• **Goal of the exercise**:
Each line of the listing that includes the string "array" needs to be located and copied.

• **Records for this task**:
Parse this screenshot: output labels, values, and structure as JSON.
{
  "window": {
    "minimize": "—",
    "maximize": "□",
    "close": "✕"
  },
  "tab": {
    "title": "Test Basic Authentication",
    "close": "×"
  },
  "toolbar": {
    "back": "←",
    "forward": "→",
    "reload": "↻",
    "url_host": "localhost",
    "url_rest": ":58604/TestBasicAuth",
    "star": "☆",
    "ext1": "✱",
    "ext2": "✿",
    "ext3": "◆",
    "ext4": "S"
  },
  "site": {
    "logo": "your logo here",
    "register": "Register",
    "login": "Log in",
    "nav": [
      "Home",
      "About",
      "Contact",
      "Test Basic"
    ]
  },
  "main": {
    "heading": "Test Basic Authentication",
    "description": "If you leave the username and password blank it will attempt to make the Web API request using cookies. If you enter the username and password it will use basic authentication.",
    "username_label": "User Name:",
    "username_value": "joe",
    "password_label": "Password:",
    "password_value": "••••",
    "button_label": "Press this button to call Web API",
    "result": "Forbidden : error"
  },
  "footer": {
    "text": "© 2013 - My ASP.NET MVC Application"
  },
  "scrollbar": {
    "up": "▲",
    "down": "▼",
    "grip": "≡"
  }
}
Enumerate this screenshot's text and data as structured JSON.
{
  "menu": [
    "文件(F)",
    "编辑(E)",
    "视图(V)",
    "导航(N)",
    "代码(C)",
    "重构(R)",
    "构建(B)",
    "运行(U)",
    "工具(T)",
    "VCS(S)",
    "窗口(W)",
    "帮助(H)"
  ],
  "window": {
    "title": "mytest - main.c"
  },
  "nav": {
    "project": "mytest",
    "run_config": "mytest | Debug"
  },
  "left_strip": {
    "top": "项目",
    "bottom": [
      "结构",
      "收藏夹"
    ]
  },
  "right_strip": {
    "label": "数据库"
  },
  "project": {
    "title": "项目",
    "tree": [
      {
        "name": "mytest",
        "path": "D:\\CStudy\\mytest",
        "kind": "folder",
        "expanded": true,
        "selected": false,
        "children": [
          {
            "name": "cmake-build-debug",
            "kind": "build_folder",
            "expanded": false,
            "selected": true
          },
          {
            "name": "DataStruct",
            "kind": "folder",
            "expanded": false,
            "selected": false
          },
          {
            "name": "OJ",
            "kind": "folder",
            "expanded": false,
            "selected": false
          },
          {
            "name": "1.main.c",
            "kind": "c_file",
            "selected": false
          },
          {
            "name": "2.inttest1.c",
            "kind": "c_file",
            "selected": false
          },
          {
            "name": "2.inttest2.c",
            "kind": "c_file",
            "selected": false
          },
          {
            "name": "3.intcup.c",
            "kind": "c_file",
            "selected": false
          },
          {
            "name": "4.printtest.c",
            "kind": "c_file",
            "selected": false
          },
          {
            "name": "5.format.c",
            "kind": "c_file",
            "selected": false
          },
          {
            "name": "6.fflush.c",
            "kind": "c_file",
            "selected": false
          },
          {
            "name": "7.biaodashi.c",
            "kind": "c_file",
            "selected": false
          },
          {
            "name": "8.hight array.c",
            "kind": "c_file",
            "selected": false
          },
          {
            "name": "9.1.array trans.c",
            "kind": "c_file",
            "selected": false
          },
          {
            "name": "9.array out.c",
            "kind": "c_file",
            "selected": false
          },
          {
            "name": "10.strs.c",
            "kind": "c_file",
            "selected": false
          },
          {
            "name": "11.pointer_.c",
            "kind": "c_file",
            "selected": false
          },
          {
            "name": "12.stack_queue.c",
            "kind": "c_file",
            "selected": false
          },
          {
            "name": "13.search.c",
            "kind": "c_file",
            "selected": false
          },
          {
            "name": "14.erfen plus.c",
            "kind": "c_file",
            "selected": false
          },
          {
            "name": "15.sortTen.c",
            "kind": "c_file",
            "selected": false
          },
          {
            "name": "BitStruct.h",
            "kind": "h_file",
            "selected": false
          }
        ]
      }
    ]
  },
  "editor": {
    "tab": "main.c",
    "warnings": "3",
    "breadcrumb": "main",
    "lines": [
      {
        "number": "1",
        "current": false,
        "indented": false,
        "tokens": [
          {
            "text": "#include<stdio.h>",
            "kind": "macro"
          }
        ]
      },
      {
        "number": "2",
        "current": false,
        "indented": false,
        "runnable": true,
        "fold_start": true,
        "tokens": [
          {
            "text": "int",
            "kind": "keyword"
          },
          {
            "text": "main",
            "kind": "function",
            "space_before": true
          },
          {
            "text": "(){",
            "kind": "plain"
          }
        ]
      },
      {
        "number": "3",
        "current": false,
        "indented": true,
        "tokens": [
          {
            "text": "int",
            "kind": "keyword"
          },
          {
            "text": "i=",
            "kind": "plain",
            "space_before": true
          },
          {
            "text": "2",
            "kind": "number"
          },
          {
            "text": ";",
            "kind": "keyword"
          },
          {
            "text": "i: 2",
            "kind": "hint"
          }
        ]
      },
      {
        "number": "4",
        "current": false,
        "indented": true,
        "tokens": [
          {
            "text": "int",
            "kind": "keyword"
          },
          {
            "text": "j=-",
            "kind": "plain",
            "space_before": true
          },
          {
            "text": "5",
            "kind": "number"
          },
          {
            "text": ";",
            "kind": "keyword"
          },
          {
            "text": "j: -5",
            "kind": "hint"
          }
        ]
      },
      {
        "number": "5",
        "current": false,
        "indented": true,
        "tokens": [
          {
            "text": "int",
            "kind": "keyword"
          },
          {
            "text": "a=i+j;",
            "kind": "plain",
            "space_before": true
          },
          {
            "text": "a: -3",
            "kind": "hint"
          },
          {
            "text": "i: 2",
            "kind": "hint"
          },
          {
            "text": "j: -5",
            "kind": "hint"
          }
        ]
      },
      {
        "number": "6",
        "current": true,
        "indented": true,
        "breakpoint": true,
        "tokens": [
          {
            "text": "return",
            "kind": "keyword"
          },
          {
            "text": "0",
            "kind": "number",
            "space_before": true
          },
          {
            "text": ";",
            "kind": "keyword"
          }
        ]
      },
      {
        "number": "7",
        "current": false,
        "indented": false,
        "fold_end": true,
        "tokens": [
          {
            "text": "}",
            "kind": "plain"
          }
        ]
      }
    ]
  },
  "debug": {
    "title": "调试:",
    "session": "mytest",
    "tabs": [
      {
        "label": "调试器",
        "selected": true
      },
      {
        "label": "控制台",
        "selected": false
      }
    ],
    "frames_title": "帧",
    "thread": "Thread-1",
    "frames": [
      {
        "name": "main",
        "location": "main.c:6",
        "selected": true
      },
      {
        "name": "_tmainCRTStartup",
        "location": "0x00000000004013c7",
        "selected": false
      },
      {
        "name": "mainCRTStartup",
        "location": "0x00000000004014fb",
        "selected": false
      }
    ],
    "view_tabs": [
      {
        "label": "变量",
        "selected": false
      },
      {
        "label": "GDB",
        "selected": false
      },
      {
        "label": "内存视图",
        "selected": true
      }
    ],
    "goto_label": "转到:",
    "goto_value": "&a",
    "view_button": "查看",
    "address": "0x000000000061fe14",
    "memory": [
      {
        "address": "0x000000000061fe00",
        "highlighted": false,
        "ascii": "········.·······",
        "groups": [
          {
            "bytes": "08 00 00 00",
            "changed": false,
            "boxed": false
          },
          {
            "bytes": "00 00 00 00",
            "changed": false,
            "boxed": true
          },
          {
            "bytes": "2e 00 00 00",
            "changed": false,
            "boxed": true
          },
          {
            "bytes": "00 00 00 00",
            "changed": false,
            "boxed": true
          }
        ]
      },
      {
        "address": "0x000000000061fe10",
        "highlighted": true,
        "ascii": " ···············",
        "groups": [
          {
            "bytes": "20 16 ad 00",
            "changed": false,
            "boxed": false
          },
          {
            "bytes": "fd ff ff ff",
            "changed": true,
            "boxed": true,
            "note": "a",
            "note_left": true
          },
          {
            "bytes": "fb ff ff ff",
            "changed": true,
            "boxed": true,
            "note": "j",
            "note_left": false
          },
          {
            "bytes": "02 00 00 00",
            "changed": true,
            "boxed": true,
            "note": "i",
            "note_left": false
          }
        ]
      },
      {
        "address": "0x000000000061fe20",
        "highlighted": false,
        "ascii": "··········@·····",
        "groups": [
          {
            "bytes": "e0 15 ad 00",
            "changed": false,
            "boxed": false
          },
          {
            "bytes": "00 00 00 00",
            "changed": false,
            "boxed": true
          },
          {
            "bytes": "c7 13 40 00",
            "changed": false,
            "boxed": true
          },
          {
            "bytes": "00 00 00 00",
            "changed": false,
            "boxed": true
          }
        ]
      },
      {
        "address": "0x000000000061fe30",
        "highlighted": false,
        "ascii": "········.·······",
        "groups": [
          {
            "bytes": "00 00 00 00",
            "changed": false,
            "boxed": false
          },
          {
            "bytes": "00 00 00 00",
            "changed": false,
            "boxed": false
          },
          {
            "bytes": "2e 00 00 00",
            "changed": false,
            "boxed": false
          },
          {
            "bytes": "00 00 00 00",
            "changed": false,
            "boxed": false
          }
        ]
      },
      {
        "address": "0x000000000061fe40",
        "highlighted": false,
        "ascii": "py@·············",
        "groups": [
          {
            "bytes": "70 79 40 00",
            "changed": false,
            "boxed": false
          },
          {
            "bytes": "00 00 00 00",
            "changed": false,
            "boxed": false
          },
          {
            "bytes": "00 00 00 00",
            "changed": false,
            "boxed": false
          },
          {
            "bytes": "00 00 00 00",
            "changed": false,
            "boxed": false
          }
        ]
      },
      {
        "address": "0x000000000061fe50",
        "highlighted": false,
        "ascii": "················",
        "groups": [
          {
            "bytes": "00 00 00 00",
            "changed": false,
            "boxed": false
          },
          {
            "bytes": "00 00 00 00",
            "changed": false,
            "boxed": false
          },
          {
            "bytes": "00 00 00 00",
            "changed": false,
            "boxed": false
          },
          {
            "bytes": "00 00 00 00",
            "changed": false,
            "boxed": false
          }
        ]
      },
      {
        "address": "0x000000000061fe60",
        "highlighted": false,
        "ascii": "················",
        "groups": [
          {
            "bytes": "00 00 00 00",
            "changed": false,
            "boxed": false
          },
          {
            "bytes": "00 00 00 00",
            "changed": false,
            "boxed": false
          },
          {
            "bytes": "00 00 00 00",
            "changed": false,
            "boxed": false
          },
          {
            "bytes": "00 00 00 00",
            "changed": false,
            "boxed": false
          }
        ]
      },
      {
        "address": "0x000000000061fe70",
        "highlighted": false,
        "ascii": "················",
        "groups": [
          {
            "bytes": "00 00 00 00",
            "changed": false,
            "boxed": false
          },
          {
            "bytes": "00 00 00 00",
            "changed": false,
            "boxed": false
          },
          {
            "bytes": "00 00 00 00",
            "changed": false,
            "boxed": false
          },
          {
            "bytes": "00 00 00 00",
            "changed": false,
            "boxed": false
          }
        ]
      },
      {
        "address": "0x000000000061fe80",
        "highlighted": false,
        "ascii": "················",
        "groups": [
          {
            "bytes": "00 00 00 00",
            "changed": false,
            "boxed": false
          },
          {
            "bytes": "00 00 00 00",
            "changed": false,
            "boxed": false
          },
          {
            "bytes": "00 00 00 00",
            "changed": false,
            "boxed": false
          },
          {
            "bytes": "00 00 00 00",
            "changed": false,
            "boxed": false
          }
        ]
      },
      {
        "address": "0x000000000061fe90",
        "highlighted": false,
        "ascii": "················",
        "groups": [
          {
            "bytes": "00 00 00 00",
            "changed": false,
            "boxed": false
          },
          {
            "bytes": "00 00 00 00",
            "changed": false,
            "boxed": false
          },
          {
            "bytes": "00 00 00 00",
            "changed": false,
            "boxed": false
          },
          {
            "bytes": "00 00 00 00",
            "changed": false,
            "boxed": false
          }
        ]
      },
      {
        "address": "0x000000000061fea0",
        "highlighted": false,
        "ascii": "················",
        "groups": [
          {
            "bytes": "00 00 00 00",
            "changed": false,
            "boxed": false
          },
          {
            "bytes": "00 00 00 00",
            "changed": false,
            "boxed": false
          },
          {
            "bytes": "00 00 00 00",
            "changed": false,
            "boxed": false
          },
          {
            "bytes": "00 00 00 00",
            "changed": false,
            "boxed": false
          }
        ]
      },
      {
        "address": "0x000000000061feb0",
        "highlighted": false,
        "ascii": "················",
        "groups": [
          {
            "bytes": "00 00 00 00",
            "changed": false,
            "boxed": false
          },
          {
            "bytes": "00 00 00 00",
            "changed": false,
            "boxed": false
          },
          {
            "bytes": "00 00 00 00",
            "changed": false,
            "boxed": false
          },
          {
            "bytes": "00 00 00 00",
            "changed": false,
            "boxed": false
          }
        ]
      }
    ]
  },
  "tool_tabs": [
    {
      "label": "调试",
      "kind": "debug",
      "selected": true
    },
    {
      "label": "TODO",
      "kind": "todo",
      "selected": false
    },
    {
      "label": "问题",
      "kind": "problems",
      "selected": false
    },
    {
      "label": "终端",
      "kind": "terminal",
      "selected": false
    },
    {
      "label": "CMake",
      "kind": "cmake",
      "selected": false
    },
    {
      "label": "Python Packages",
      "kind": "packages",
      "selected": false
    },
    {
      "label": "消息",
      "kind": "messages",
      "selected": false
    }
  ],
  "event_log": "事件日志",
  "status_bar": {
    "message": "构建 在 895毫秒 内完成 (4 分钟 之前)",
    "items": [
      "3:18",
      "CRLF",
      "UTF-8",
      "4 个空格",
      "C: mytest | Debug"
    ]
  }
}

• **Exercise result**:
            "name": "8.hight array.c",
            "name": "9.1.array trans.c",
            "name": "9.array out.c",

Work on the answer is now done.